Caravan Park Culture: The Power Of Kindness and Empathy

Let’s face it, some people like to put caravan parks into a box – stereotyping not only the people who run them but also those who visit them. Buying into these stereotypes is damaging because they’re mostly outdated and untrue.

On a recent episode of the That Bad Review podcast, I chatted to Christie Hamilton about this exact issue. Christie used to be one of those people who didn’t harbour any negative feelings towards caravan parks, but definitely had some generalised ideas about them. That was until she took part in the Indian Pacific Wheel Race, a cycling event that saw her stay at caravan parks across Australia.

‘I didn’t realise that caravan parks were basically like mini-resorts, one I stayed at in Portland, the guy – owner I think – was absolutely fantastic and he even helped me fix my bike – nothing was too much trouble.’ Christie continued, ‘I think to go out and do a big tour of the country makes you an interesting person to start, so I’ve found within caravan culture a lot of amazing, friendly and open-minded people.’ Along with her travels, Christie got to the core of caravanner culture, and according to her she ‘did not run into a single bad person the entire trip’.

This is stuff I love to hear because it’s validation for what I feel about caravan parks and the culture that surrounds them. There are a certain camaraderie and friendliness that exist in this style of travelling and holiday-making. It’s about looking out for one’s neighbour and being generally interested in what’s going on around you – a sense of adventure if you will.

This is perfectly in keeping with another concept touched on by Christie during our chat – the idea of trail magic. ‘Trail magic’ is defined as ‘an unexpected act of kindness, a quintessential part of the trail experience for many long-distance hikers.’ While this particular brand of kindness and empathy is focused on long-distance hikers, trail magic certainly applied to Christie in her extreme biking endeavours, and traces of that extend to the very act of caravanning itself.

In some cases, you’ll need other people to help you fix things when they’re broken, you’ll need them to give you directions when you’re lost or share something when you need it most. It’s a recognition that everyone is on some sort of journey, and that we’re all in it together. It’s obviously something I’m passionate about, but before I got off the hyperbole deep end I’ll just say that there is something special about caravan parks and a lot of it comes down to simply how you treat other people. No idea what I mean by this?
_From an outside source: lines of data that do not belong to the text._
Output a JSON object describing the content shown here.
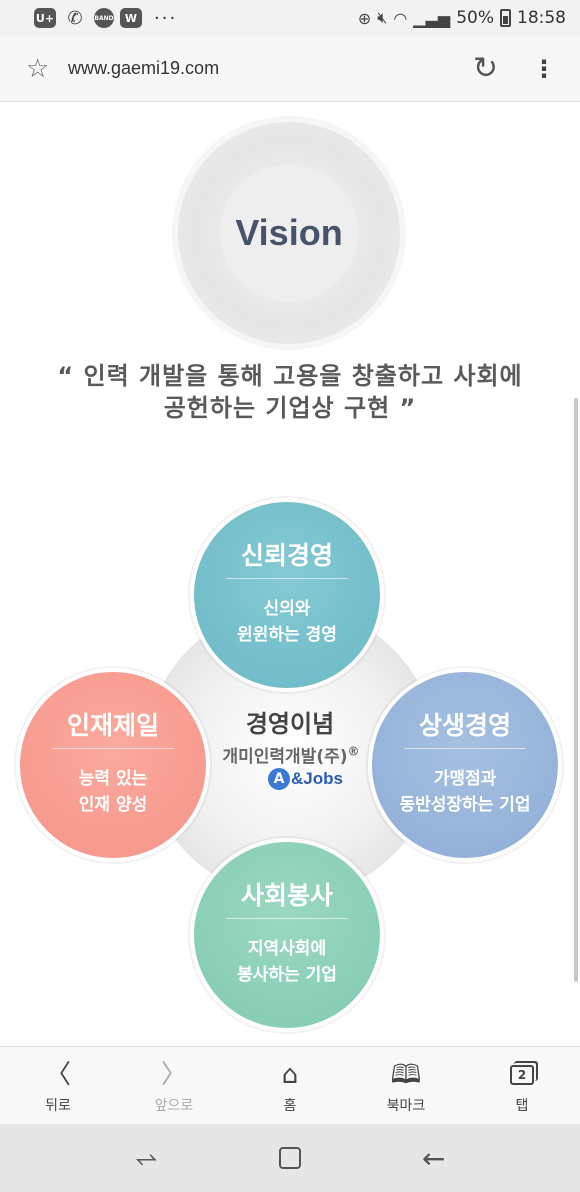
{
  "status_bar": {
    "app_icons": [
      "U+",
      "who",
      "BAND",
      "W"
    ],
    "more": "···",
    "battery": "50%",
    "time": "18:58"
  },
  "browser": {
    "url": "www.gaemi19.com"
  },
  "page": {
    "vision_title": "Vision",
    "quote_line1": "“ 인력 개발을 통해 고용을 창출하고 사회에",
    "quote_line2": "공헌하는 기업상 구현 ”",
    "center": {
      "title": "경영이념",
      "company": "개미인력개발(주)",
      "registered": "®",
      "logo_a": "A",
      "logo_text": "&Jobs"
    },
    "petals": {
      "top": {
        "title": "신뢰경영",
        "line1": "신의와",
        "line2": "윈윈하는 경영",
        "color": "#7ec3ce"
      },
      "left": {
        "title": "인재제일",
        "line1": "능력 있는",
        "line2": "인재 양성",
        "color": "#f9a093"
      },
      "right": {
        "title": "상생경영",
        "line1": "가맹점과",
        "line2": "동반성장하는 기업",
        "color": "#9db9de"
      },
      "bottom": {
        "title": "사회봉사",
        "line1": "지역사회에",
        "line2": "봉사하는 기업",
        "color": "#8fd3b9"
      }
    }
  },
  "bottom_nav": {
    "back": "뒤로",
    "forward": "앞으로",
    "home": "홈",
    "bookmarks": "북마크",
    "tabs": "탭",
    "tab_count": "2"
  }
}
Give caravanning a try and see for yourself.

To learn more about Christie’s work click here, and if you’re interested, World Nomads has a good write up on caravaning culture.  You can also check out our entire conversation here!